▶ THE TASK
Your reply should consist solely of the number of lines in the data that contain "What".

[Items listed in a dataset]
----------------------------------------

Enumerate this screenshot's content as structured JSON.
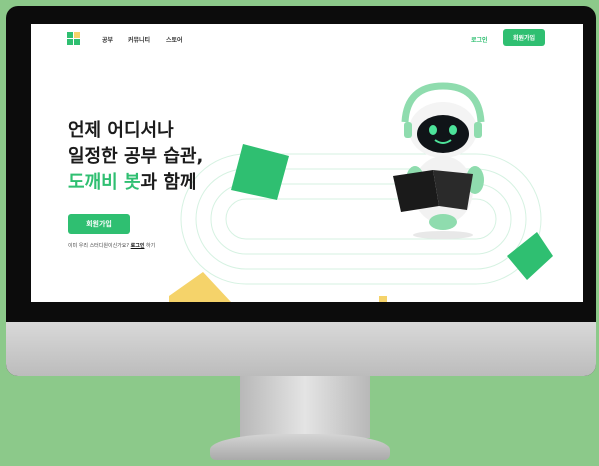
{
  "nav": {
    "items": [
      "공부",
      "커뮤니티",
      "스토어"
    ],
    "login": "로그인",
    "signup": "회원가입"
  },
  "hero": {
    "line1": "언제 어디서나",
    "line2": "일정한 공부 습관,",
    "line3_accent": "도깨비 봇",
    "line3_rest": "과 함께",
    "cta": "회원가입",
    "sub_prefix": "이미 우리 스터디원이신가요?",
    "sub_link": "로그인",
    "sub_suffix": "하기"
  },
  "colors": {
    "accent": "#2fbf71",
    "background": "#8cc98a",
    "shape_yellow": "#f5d36a"
  },
  "icons": [
    "logo-icon",
    "robot-mascot"
  ]
}
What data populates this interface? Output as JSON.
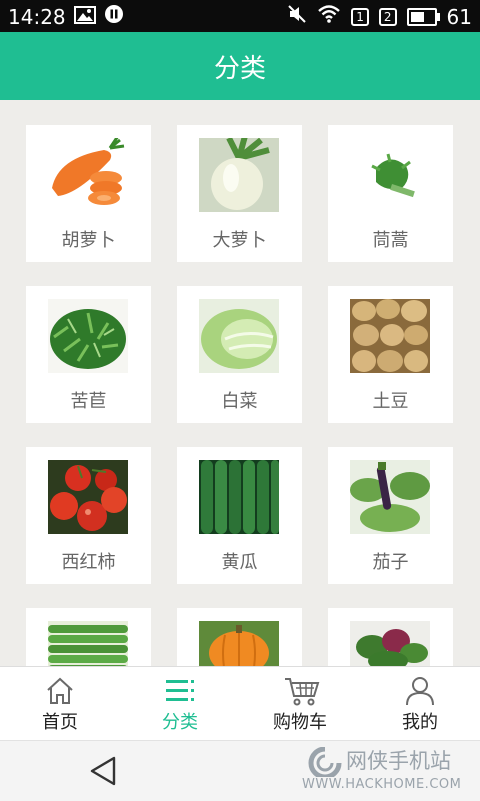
{
  "status": {
    "time": "14:28",
    "sim1": "1",
    "sim2": "2",
    "battery_text": "61",
    "battery_level": 0.61
  },
  "header": {
    "title": "分类"
  },
  "categories": [
    {
      "label": "胡萝卜",
      "icon": "carrot-image"
    },
    {
      "label": "大萝卜",
      "icon": "radish-image"
    },
    {
      "label": "茼蒿",
      "icon": "crown-daisy-image"
    },
    {
      "label": "苦苣",
      "icon": "endive-image"
    },
    {
      "label": "白菜",
      "icon": "cabbage-image"
    },
    {
      "label": "土豆",
      "icon": "potato-image"
    },
    {
      "label": "西红柿",
      "icon": "tomato-image"
    },
    {
      "label": "黄瓜",
      "icon": "cucumber-image"
    },
    {
      "label": "茄子",
      "icon": "eggplant-image"
    },
    {
      "label": "",
      "icon": "green-bean-image"
    },
    {
      "label": "",
      "icon": "pumpkin-image"
    },
    {
      "label": "",
      "icon": "amaranth-image"
    }
  ],
  "tabs": [
    {
      "label": "首页",
      "icon": "home-icon"
    },
    {
      "label": "分类",
      "icon": "category-list-icon",
      "active": true
    },
    {
      "label": "购物车",
      "icon": "cart-icon"
    },
    {
      "label": "我的",
      "icon": "user-icon"
    }
  ],
  "watermark": {
    "name": "网侠手机站",
    "url": "WWW.HACKHOME.COM"
  },
  "colors": {
    "accent": "#1fbe92",
    "background": "#eeedea"
  }
}
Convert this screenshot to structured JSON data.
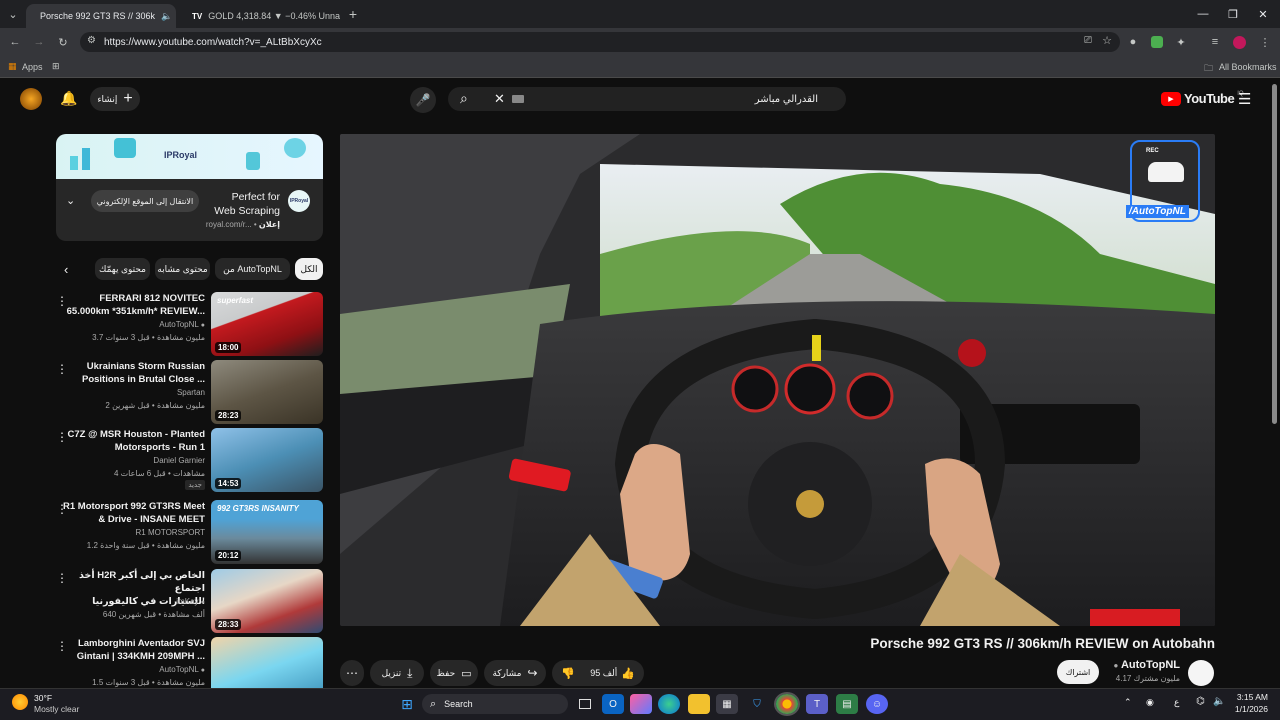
{
  "tabs": [
    {
      "title": "Porsche 992 GT3 RS // 306k",
      "active": true
    },
    {
      "title": "GOLD 4,318.84 ▼ −0.46% Unna",
      "active": false
    }
  ],
  "omnibox": {
    "url": "https://www.youtube.com/watch?v=_ALtBbXcyXc"
  },
  "bookmarks": {
    "apps": "Apps",
    "all": "All Bookmarks"
  },
  "youtube": {
    "logo": "YouTube",
    "region": "IQ",
    "create": "إنشاء",
    "search_value": "القدرالي مباشر"
  },
  "ad": {
    "brand": "IPRoyal",
    "headline_line1": "Perfect for",
    "headline_line2": "Web Scraping",
    "sponsored": "إعلان",
    "domain": "royal.com/r...",
    "cta": "الانتقال إلى الموقع الإلكتروني"
  },
  "chips": [
    "الكل",
    "من AutoTopNL",
    "محتوى مشابه",
    "محتوى يهمّك"
  ],
  "recommendations": [
    {
      "title_line1": "FERRARI 812 NOVITEC",
      "title_line2": "65.000km *351km/h* REVIEW...",
      "channel": "AutoTopNL",
      "meta": "3.7 مليون مشاهدة • قبل 3 سنوات",
      "duration": "18:00",
      "thumb_text": "superfast",
      "verified": true,
      "new": ""
    },
    {
      "title_line1": "Ukrainians Storm Russian",
      "title_line2": "Positions in Brutal Close ...",
      "channel": "Spartan",
      "meta": "2 مليون مشاهدة • قبل شهرين",
      "duration": "28:23",
      "thumb_text": "",
      "verified": false,
      "new": ""
    },
    {
      "title_line1": "C7Z @ MSR Houston - Planted",
      "title_line2": "Motorsports - Run 1",
      "channel": "Daniel Garnier",
      "meta": "4 مشاهدات • قبل 6 ساعات",
      "duration": "14:53",
      "thumb_text": "",
      "verified": false,
      "new": "جديد"
    },
    {
      "title_line1": "R1 Motorsport 992 GT3RS Meet",
      "title_line2": "& Drive - INSANE MEET",
      "channel": "R1 MOTORSPORT",
      "meta": "1.2 مليون مشاهدة • قبل سنة واحدة",
      "duration": "20:12",
      "thumb_text": "992 GT3RS INSANITY",
      "verified": false,
      "new": ""
    },
    {
      "title_line1": "أخذ H2R الخاص بي إلى أكبر اجتماع",
      "title_line2": "للسيارات في كاليفورنيا!",
      "channel": "imKay",
      "meta": "640 ألف مشاهدة • قبل شهرين",
      "duration": "28:33",
      "thumb_text": "",
      "verified": true,
      "new": ""
    },
    {
      "title_line1": "Lamborghini Aventador SVJ",
      "title_line2": "Gintani | 334KMH 209MPH ...",
      "channel": "AutoTopNL",
      "meta": "1.5 مليون مشاهدة • قبل 3 سنوات",
      "duration": "",
      "thumb_text": "",
      "verified": true,
      "new": ""
    }
  ],
  "player": {
    "watermark": "/AutoTopNL",
    "rec": "REC"
  },
  "video": {
    "title": "Porsche 992 GT3 RS // 306km/h REVIEW on Autobahn",
    "channel": "AutoTopNL",
    "subscribers": "4.17 مليون مشترك",
    "subscribe": "اشتراك",
    "likes": "95 ألف",
    "share": "مشاركة",
    "save": "حفظ",
    "download": "تنزيل"
  },
  "taskbar": {
    "temp": "30°F",
    "weather": "Mostly clear",
    "search": "Search",
    "time": "3:15 AM",
    "date": "1/1/2026",
    "lang": "ع"
  },
  "colors": {
    "yt_red": "#ff0000",
    "accent_blue": "#3ea6ff",
    "bg": "#0f0f0f"
  }
}
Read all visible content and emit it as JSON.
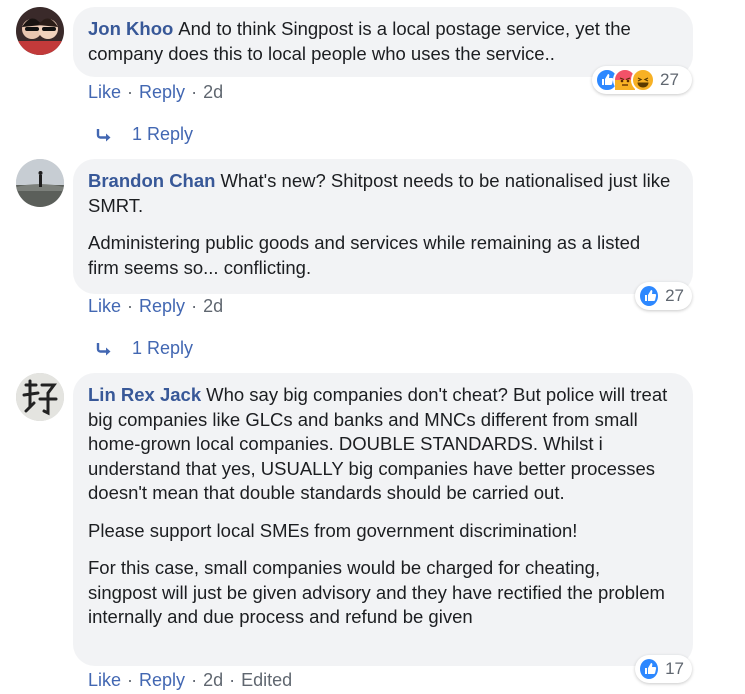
{
  "comments": [
    {
      "author": "Jon Khoo",
      "paragraphs": [
        "And to think Singpost is a local postage service, yet the company does this to local people who uses the service.."
      ],
      "actions": {
        "like": "Like",
        "reply": "Reply",
        "time": "2d"
      },
      "reaction_icons": [
        "like-icon",
        "angry-icon",
        "haha-icon"
      ],
      "reaction_count": "27",
      "reply_link": "1 Reply"
    },
    {
      "author": "Brandon Chan",
      "paragraphs": [
        "What's new? Shitpost needs to be nationalised just like SMRT.",
        "Administering public goods and services while remaining as a listed firm seems so... conflicting."
      ],
      "actions": {
        "like": "Like",
        "reply": "Reply",
        "time": "2d"
      },
      "reaction_icons": [
        "like-icon"
      ],
      "reaction_count": "27",
      "reply_link": "1 Reply"
    },
    {
      "author": "Lin Rex Jack",
      "paragraphs": [
        "Who say big companies don't cheat? But police will treat big companies like GLCs and banks and MNCs different from small home-grown local companies. DOUBLE STANDARDS. Whilst i understand that yes, USUALLY big companies have better processes doesn't mean that double standards should be carried out.",
        "Please support local SMEs from government discrimination!",
        "For this case, small companies would be charged for cheating, singpost will just be given advisory and they have rectified the problem internally and due process and refund be given"
      ],
      "actions": {
        "like": "Like",
        "reply": "Reply",
        "time": "2d",
        "edited": "Edited"
      },
      "reaction_icons": [
        "like-icon"
      ],
      "reaction_count": "17"
    }
  ],
  "colors": {
    "link": "#4267b2",
    "author": "#385898",
    "bubble": "#f2f3f5",
    "like": "#2d88ff",
    "angry": "#f25268",
    "haha": "#f7b125"
  }
}
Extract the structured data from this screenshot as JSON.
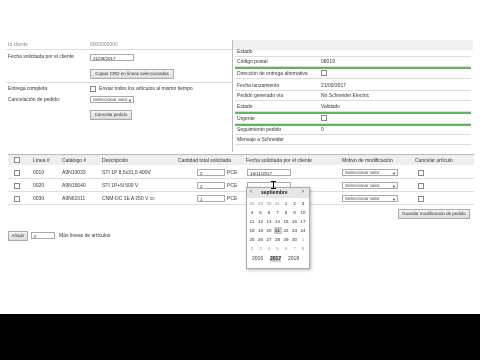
{
  "left_form": {
    "cut_top_label": "Id cliente",
    "cut_top_value": "0000000000",
    "requested_date_label": "Fecha solicitada por el cliente",
    "requested_date_value": "21/09/2017",
    "copy_date_button": "Copiar CRD en líneas seleccionadas",
    "full_delivery_label": "Entrega completa",
    "full_delivery_option": "Enviar todos los artículos al mismo tiempo",
    "order_cancel_label": "Cancelación de pedido:",
    "order_cancel_select": "Seleccionar valor",
    "cancel_order_button": "Cancelar pedido"
  },
  "right_panel": {
    "rows": [
      {
        "label": "Estado",
        "value": ""
      },
      {
        "label": "Código postal",
        "value": "08019"
      },
      {
        "label": "Dirección de entrega alternativa",
        "value": ""
      },
      {
        "label": "Fecha lanzamiento",
        "value": "21/09/2017"
      },
      {
        "label": "Pedido generado vía",
        "value": "No Schneider Electric"
      },
      {
        "label": "Estado",
        "value": "Validado"
      },
      {
        "label": "Urgente",
        "value": ""
      },
      {
        "label": "Seguimiento pedido",
        "value": "0"
      },
      {
        "label": "Mensaje a Schneider",
        "value": ""
      }
    ]
  },
  "table": {
    "headers": [
      "Línea #",
      "Catálogo #",
      "Descripción",
      "Cantidad total solicitada",
      "Fecha solicitada por el cliente",
      "Motivo de modificación",
      "Cancelar artículo"
    ],
    "rows": [
      {
        "line": "0010",
        "catalog": "A9N10033",
        "desc": "STI 1P 8,5x31,5 400V",
        "qty": "2",
        "unit": "PCE",
        "date": "16/11/2017",
        "reason": "Seleccionar valor"
      },
      {
        "line": "0020",
        "catalog": "A9N15640",
        "desc": "STI 1P+N 500 V",
        "qty": "2",
        "unit": "PCE",
        "date": "",
        "reason": "Seleccionar valor"
      },
      {
        "line": "0030",
        "catalog": "A9N61511",
        "desc": "CNM-DC 1E A 250 V cc",
        "qty": "1",
        "unit": "PCE",
        "date": "",
        "reason": "Seleccionar valor"
      }
    ],
    "save_button": "Guardar modificación de pedido",
    "add_button": "Añadir",
    "add_count": "0",
    "add_label": "Más líneas de artículos"
  },
  "calendar": {
    "prev": "‹",
    "month": "septiembre",
    "next": "›",
    "rows": [
      [
        "28",
        "29",
        "30",
        "31",
        "1",
        "2",
        "3"
      ],
      [
        "4",
        "5",
        "6",
        "7",
        "8",
        "9",
        "10"
      ],
      [
        "11",
        "12",
        "13",
        "14",
        "15",
        "16",
        "17"
      ],
      [
        "18",
        "19",
        "20",
        "21",
        "22",
        "23",
        "24"
      ],
      [
        "25",
        "26",
        "27",
        "28",
        "29",
        "30",
        "1"
      ],
      [
        "2",
        "3",
        "4",
        "5",
        "6",
        "7",
        "8"
      ]
    ],
    "years": [
      "2016",
      "2017",
      "2018"
    ]
  }
}
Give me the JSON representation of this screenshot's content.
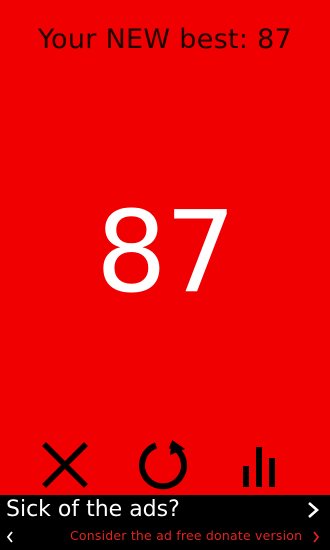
{
  "game": {
    "best_label": "Your NEW best: 87",
    "score": "87"
  },
  "controls": {
    "close_icon": "close-icon",
    "restart_icon": "restart-icon",
    "stats_icon": "bar-chart-icon"
  },
  "ad": {
    "title": "Sick of the ads?",
    "subtitle": "Consider the ad free donate version",
    "next_icon": "chevron-right-icon",
    "prev_icon": "chevron-left-icon"
  },
  "colors": {
    "background": "#f00000",
    "text_dark": "#1b0000",
    "score": "#ffffff",
    "ad_background": "#000000",
    "ad_subtitle": "#e32222"
  }
}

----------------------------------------

▶ TASK OUTPUT
2